Saturday, April 01, 2023  |



Reynoso-trained Argumedo set to defend 105-pound title

Fighters Network

If you trained one of the biggest attractions in boxing, would you bother working with anyone else? If you’re being honest, the answer is probably no.

Few trainers will admit it but if they were taking in a percentage of the monster pay days that Canelo Alvarez commands, they would be very choosy about the other fighters they find time to train (if anyone else at all).

Not Eddy Reynoso, the 40-year-old head trainer of the Mexican superstar, whose personal motto is “No Boxing, No Life.” Along with his father, Chepo Reynoso, he continues to train boxers at every level of the sport – amateur, pro prospect, contender and world titleholder.

renoso-and-argumedo_ringtvThe most recent fighter to reach the world-class level in Reynoso’s stable is Jose Argumedo, a 28-year-old Nayarit, Mexico native who upset respected Japanese veteran Katsunari Takayama last December to earn the IBF 105-pound title.

Alvarez defeated future hall of famer Miguel Cotto to earn THE RING magazine and WBC middleweight titles in a huge pay-per-view event in Las Vegas one month prior to Argumedo (18-3-1, 10 knockouts) traveling to Osaka, Japan, to score his upset. However, Reynoso may have been more proud and excited for his unheralded strawweight than he was for Alvarez.

“It felt great to see Jose score the biggest upset on Japanese soil in the last 10 years,” Reynoso told “I love boxing. I love being part of the preparation that a fighter has to go through to be able to do what they do, and it doesn’t matter to me what level the fighter is on.

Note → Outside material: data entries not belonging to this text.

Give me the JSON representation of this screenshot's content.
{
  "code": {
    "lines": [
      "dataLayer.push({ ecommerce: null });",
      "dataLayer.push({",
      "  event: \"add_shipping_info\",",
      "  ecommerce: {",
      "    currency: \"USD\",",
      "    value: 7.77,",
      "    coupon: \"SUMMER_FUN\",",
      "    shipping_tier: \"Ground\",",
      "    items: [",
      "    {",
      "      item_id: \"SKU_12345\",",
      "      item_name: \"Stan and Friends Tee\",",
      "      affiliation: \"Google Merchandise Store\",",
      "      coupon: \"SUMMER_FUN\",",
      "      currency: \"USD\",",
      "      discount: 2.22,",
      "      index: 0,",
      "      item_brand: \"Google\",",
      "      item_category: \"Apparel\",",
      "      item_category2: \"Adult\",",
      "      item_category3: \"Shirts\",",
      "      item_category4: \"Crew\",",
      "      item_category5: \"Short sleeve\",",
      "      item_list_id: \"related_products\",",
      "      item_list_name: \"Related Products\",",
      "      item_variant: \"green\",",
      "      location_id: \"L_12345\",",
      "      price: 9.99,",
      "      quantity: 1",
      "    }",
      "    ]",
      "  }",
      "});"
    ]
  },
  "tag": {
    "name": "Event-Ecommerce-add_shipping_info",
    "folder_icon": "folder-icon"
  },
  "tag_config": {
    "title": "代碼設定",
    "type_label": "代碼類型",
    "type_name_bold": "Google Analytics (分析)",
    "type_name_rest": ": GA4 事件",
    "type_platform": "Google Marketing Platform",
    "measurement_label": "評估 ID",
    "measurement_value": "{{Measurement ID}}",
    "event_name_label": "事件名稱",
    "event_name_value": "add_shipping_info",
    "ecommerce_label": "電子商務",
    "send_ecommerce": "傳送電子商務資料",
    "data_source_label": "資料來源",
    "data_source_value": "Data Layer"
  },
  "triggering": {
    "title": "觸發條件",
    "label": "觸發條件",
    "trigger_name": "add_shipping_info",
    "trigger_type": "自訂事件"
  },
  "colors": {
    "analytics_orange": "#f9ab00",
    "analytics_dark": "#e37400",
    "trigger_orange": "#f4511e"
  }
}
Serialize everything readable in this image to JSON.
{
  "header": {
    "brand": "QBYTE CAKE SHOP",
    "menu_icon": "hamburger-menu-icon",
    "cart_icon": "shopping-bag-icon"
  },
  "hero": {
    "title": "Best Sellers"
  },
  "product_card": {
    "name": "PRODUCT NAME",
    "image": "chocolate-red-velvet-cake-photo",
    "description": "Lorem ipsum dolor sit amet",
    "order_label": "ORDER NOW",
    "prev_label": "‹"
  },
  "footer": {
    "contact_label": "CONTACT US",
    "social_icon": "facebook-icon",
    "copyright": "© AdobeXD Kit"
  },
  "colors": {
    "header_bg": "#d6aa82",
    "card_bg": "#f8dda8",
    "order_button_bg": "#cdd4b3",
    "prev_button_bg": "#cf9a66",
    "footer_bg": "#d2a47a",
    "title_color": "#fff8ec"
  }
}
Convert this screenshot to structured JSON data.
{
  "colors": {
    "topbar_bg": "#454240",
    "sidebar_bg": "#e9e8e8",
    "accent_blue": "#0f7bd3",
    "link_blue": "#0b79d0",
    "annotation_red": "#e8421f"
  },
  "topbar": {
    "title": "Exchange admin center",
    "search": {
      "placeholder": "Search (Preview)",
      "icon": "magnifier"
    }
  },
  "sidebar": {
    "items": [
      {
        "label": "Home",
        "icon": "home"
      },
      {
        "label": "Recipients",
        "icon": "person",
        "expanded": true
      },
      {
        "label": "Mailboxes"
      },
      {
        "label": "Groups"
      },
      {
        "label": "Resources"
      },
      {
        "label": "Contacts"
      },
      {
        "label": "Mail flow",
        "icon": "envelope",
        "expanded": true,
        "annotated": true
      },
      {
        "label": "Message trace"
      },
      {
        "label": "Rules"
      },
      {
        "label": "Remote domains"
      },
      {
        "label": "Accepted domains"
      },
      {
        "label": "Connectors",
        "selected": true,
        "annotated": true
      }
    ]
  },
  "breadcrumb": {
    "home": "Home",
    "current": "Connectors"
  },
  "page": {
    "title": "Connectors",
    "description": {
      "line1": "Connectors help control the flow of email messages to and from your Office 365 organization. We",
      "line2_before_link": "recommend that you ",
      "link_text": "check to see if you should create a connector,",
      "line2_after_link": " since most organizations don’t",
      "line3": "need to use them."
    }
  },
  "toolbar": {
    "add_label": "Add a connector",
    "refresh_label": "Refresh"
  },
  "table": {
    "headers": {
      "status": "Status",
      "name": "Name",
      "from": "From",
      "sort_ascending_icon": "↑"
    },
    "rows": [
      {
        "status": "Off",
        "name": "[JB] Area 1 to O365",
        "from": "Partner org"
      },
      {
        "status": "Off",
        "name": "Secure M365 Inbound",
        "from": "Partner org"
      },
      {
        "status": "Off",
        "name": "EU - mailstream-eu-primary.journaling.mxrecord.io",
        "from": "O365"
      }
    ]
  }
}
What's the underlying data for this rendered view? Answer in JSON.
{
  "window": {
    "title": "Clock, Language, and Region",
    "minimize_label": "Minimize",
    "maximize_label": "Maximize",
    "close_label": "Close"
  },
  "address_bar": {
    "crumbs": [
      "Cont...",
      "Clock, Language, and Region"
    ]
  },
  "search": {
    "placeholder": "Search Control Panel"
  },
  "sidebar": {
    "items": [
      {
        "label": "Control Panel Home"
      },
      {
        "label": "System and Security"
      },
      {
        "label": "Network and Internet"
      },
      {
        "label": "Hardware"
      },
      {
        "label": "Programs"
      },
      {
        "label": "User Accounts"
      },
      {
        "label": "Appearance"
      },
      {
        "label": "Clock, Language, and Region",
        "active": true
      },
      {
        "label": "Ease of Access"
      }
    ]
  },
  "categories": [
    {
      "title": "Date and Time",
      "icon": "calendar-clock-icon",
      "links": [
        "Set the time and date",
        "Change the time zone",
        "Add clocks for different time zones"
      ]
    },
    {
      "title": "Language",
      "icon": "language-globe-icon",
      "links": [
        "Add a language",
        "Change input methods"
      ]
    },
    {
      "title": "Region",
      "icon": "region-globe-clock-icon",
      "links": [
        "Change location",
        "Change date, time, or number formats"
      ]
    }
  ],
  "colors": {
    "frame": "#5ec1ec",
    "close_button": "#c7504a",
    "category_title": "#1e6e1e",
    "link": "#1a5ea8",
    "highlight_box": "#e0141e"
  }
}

“I enjoy the big events but I have the same love for fighters who are still fighting in four- and six-rounders. An unknown prelim fighter means just as much to me as a world-famous champion. I just love the sport.”

Reynoso’s love for boxing goes beyond the gyms and working the corners. He’s recently become involved in the promotional side of boxing in Mexico, where he hopes to help put on shows that keep his fighters busy while gaining valuable exposure.

On Saturday, Argumedo will make the second defense of his title against the IBF’s No. 1 contender Jose Antonio Jimenez in Ciudad Valles, San Luis Potosi, Mexico. The title bout and two undercard fights will be streamed live on in the U.S. and Mexico.

Jimenez (17-5-1, 7 KOs), a 33-year-old boxer from Colombia, traveled to China in May where he outpointed local hero Chao Zhong Xiong to earn a mandatory shot at Argumedo.

“He’s a very dangerous opponent who comes with a lot of experience,” Reynoso said of Jimenez. “It’s going to be a good fight. Argumedo is an aggressive boxer, the stronger boxer, but Jimenez is a technical boxer that comes forward.”

Reynoso, who has trained Argumedo since his amateur days, is confident in his fighter.

“I knew Jose had the potential to one day win a world title because he had discipline, even as an amateur,” he said. “I expected him to at least challenge for a world title. Now I believe he will hold onto the title he has.”

If Argumedo beats Jimenez, Reynoso says a rematch with Takayama, who now holds the WBO 105-pound title, is on the menu for 2017. The strawweight unification bout would likely take place in Japan and significant money (for the 105-pound division) would be on the line.

“It’s very important to win this fight (on Saturday),” he said. “We already have offers from Japan to fight Takayama in a rematch.”

Reynoso has a soft spot for the “little guys” – figuratively and literally speaking – in boxing. He’s married to a woman whose father – Efren Torres – was the former WBC flyweight champion (from 1969-’70). They have two daughters, but among his “children” are his fighters. He is currently training 10, many who are still amateurs.

“I work with fighters from the very beginning,” Reynoso said. “That’s our formula for success.”

It’s also the formula to his passion for the sport.